I can think of few directors who are so worthy of such a privilege, and "Mr. Smith Goes to Washington" is a prime example as to why. Frank Capra presents an unflinching look into political corruption at the national level, and through this dialectic analysis offers a true-blue American ideal in the form…
Upcoming Movie of the Week at The Dissolve, so it was time for a rewatch. Hoo boy, does this movie ever lay it on thick. The bad guys are inveterate monsters; the good guy is an all-American idealist who loves his mom, the Bible, everything the Founding Fathers ever wrote, good clean boyhood innocence, and America, not necessarily in that order. The film lays on the injustice mercilessly, with a trowel, and lays on the patriotism even thicker, especially during a "Lookie here, ma, I'm in Washington!" montage of monuments and flags. It's all pretty grotesquely overdone and shameless.

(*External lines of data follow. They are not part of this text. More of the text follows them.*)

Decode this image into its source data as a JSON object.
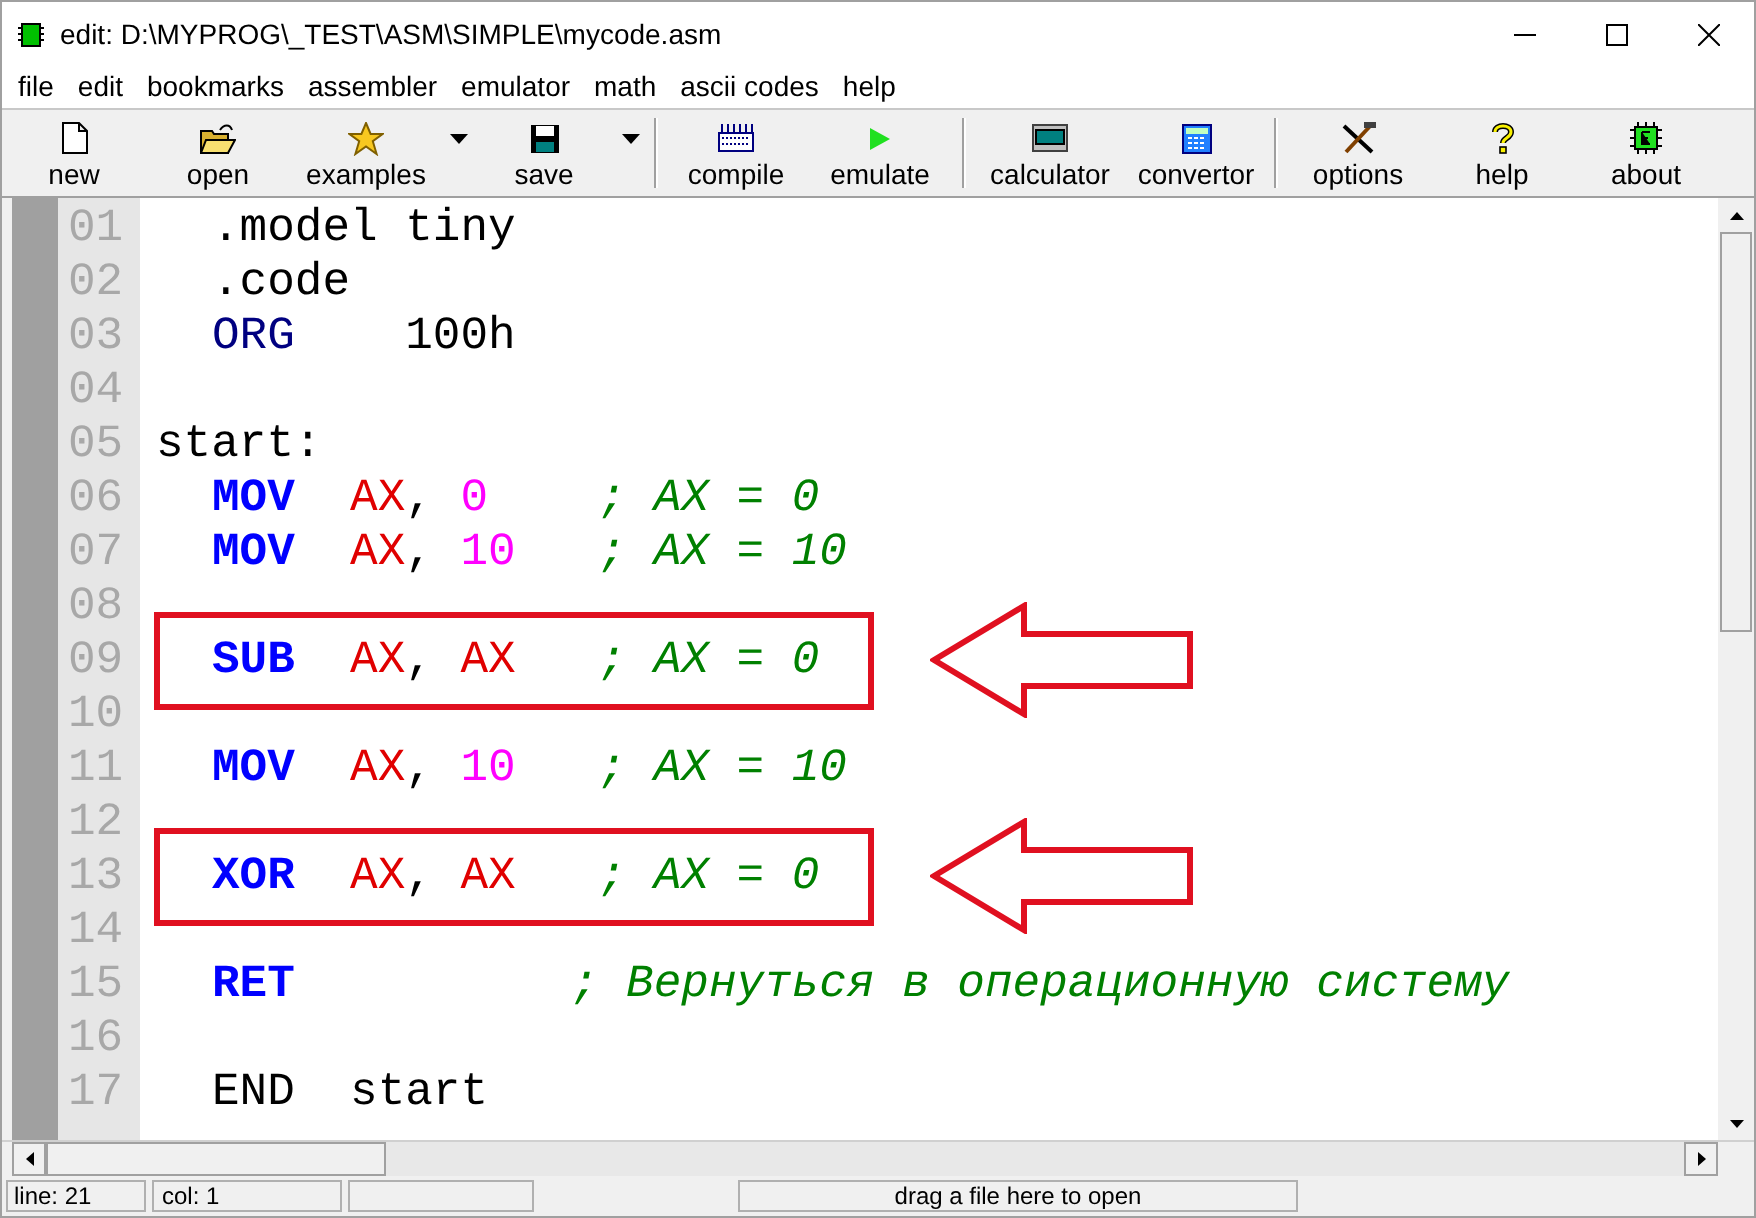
{
  "window": {
    "title": "edit: D:\\MYPROG\\_TEST\\ASM\\SIMPLE\\mycode.asm"
  },
  "menu": [
    "file",
    "edit",
    "bookmarks",
    "assembler",
    "emulator",
    "math",
    "ascii codes",
    "help"
  ],
  "toolbar": [
    {
      "kind": "new",
      "label": "new",
      "dropdown": false,
      "separator_before": false
    },
    {
      "kind": "open",
      "label": "open",
      "dropdown": false,
      "separator_before": false
    },
    {
      "kind": "examples",
      "label": "examples",
      "dropdown": true,
      "separator_before": false
    },
    {
      "kind": "save",
      "label": "save",
      "dropdown": true,
      "separator_before": false
    },
    {
      "kind": "compile",
      "label": "compile",
      "dropdown": false,
      "separator_before": true
    },
    {
      "kind": "emulate",
      "label": "emulate",
      "dropdown": false,
      "separator_before": false
    },
    {
      "kind": "calculator",
      "label": "calculator",
      "dropdown": false,
      "separator_before": true
    },
    {
      "kind": "convertor",
      "label": "convertor",
      "dropdown": false,
      "separator_before": false
    },
    {
      "kind": "options",
      "label": "options",
      "dropdown": false,
      "separator_before": true
    },
    {
      "kind": "help",
      "label": "help",
      "dropdown": false,
      "separator_before": false
    },
    {
      "kind": "about",
      "label": "about",
      "dropdown": false,
      "separator_before": false
    }
  ],
  "editor": {
    "lines": [
      {
        "number": "01",
        "indented": true,
        "highlighted": false,
        "tokens": [
          {
            "kind": "plain",
            "text": ".model tiny"
          }
        ]
      },
      {
        "number": "02",
        "indented": true,
        "highlighted": false,
        "tokens": [
          {
            "kind": "plain",
            "text": ".code"
          }
        ]
      },
      {
        "number": "03",
        "indented": true,
        "highlighted": false,
        "tokens": [
          {
            "kind": "directive",
            "text": "ORG    "
          },
          {
            "kind": "plain",
            "text": "100h"
          }
        ]
      },
      {
        "number": "04",
        "highlighted": false
      },
      {
        "number": "05",
        "indented": false,
        "highlighted": false,
        "tokens": [
          {
            "kind": "plain",
            "text": "start:"
          }
        ]
      },
      {
        "number": "06",
        "indented": true,
        "highlighted": false,
        "tokens": [
          {
            "kind": "keyword",
            "text": "MOV  "
          },
          {
            "kind": "register",
            "text": "AX"
          },
          {
            "kind": "plain",
            "text": ", "
          },
          {
            "kind": "number",
            "text": "0    "
          },
          {
            "kind": "comment",
            "text": "; AX = 0"
          }
        ]
      },
      {
        "number": "07",
        "indented": true,
        "highlighted": false,
        "tokens": [
          {
            "kind": "keyword",
            "text": "MOV  "
          },
          {
            "kind": "register",
            "text": "AX"
          },
          {
            "kind": "plain",
            "text": ", "
          },
          {
            "kind": "number",
            "text": "10   "
          },
          {
            "kind": "comment",
            "text": "; AX = 10"
          }
        ]
      },
      {
        "number": "08",
        "highlighted": false
      },
      {
        "number": "09",
        "indented": true,
        "highlighted": true,
        "tokens": [
          {
            "kind": "keyword",
            "text": "SUB  "
          },
          {
            "kind": "register",
            "text": "AX"
          },
          {
            "kind": "plain",
            "text": ", "
          },
          {
            "kind": "register",
            "text": "AX   "
          },
          {
            "kind": "comment",
            "text": "; AX = 0"
          }
        ]
      },
      {
        "number": "10",
        "highlighted": false
      },
      {
        "number": "11",
        "indented": true,
        "highlighted": false,
        "tokens": [
          {
            "kind": "keyword",
            "text": "MOV  "
          },
          {
            "kind": "register",
            "text": "AX"
          },
          {
            "kind": "plain",
            "text": ", "
          },
          {
            "kind": "number",
            "text": "10   "
          },
          {
            "kind": "comment",
            "text": "; AX = 10"
          }
        ]
      },
      {
        "number": "12",
        "highlighted": false
      },
      {
        "number": "13",
        "indented": true,
        "highlighted": true,
        "tokens": [
          {
            "kind": "keyword",
            "text": "XOR  "
          },
          {
            "kind": "register",
            "text": "AX"
          },
          {
            "kind": "plain",
            "text": ", "
          },
          {
            "kind": "register",
            "text": "AX   "
          },
          {
            "kind": "comment",
            "text": "; AX = 0"
          }
        ]
      },
      {
        "number": "14",
        "highlighted": false
      },
      {
        "number": "15",
        "indented": true,
        "highlighted": false,
        "tokens": [
          {
            "kind": "keyword",
            "text": "RET          "
          },
          {
            "kind": "comment",
            "text": "; Вернуться в операционную систему"
          }
        ]
      },
      {
        "number": "16",
        "highlighted": false
      },
      {
        "number": "17",
        "indented": true,
        "highlighted": false,
        "tokens": [
          {
            "kind": "plain",
            "text": "END  start"
          }
        ]
      }
    ]
  },
  "status_bar": {
    "line": "line: 21",
    "col": "col: 1",
    "hint": "drag a file here to open"
  }
}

But it's so effective. Jimmy Stewart practically has a hayseed stalk and a couple of spare Aw-shuckses sticking out of his…
A young and idealistic senator, unaware with his surroundings, entangles himself in Government corruption. His dream of being a politician diminishes when he discovers the deception. Dreams aren't meant to crush and destroy us; they're meant to allow us to discover ourselves. He weeps for his banishment, but refuses to go, wanting to prove his innocence, and the deception his countrymen know nothing about. His last breathe, his filibuster. It rattles the nation, and breaks Jefferson Smith down. Finally, the Senate's roadblock is down, but the lasting effects are everlasting.
One of the greatest films ever made.
Se fosse a cores pareceria o Brasil de hoje. Exceto pelo final, que jamais vai ser feliz.
well crafted drama
Film 74- #22: Frank Capra
I watched this in class at school. It was nice this was able to help me on The Summer Of Directors Challenge. Anyhow, holy crap this was good.
Mr. Smith Goes To Washington manages to both be loving of america, while not being afraid to criticize it at the same time. Capra managed to produce bursting emotion throughout the film, which would later be expanded upon with It’s A Wonderful Life.
Jimmy Stewart Is God.
I guess my only problem may be the love triangle subplot. Technically, it did have significance in the outcome of the film, but while watching it, it felt like it was just there to have a romantic subplot.
It’s nice one of my favorite flicks of the month was required school viewing. I think it was me and one other guy who was loving it. Fabulous film.
Rousing and fun and important.
It's Jean Arthur's word's of encouragement to a Jefferson Smith about to give up and go home that really moves me. Those words are timeless and a reminder to not lose our convictions...to not "let the bastards get you down."
Iako je film malko prenatrpan idejama americkog sna, ustava i deklaracije nezavisnosti Kapra se ne libi da na jedan duhovit nacin preispita i pokaže iskvarenost jednog državnog aparata, za koji mnogi misle da je skoro pa bezgrešan. Sasvim pristojna rola mladog Džejmsa Stjuarta....
Jimmy Stewart was the most emotionally realistic robot ever built, his designers should be proud.
That sort of cornball drama and pure principled power that only James Stewart and Frank Capra could turn into something purely majestic. The fillibuster scene is simply one of the most majestic synergies of camera, actor and script to hit the screen.
All the films from all the editions, including those subsequently removed, presently totalling 1177. An easy way of seeing how…
Every film that has ever been nominated for an Academy Award in any category. Enjoy!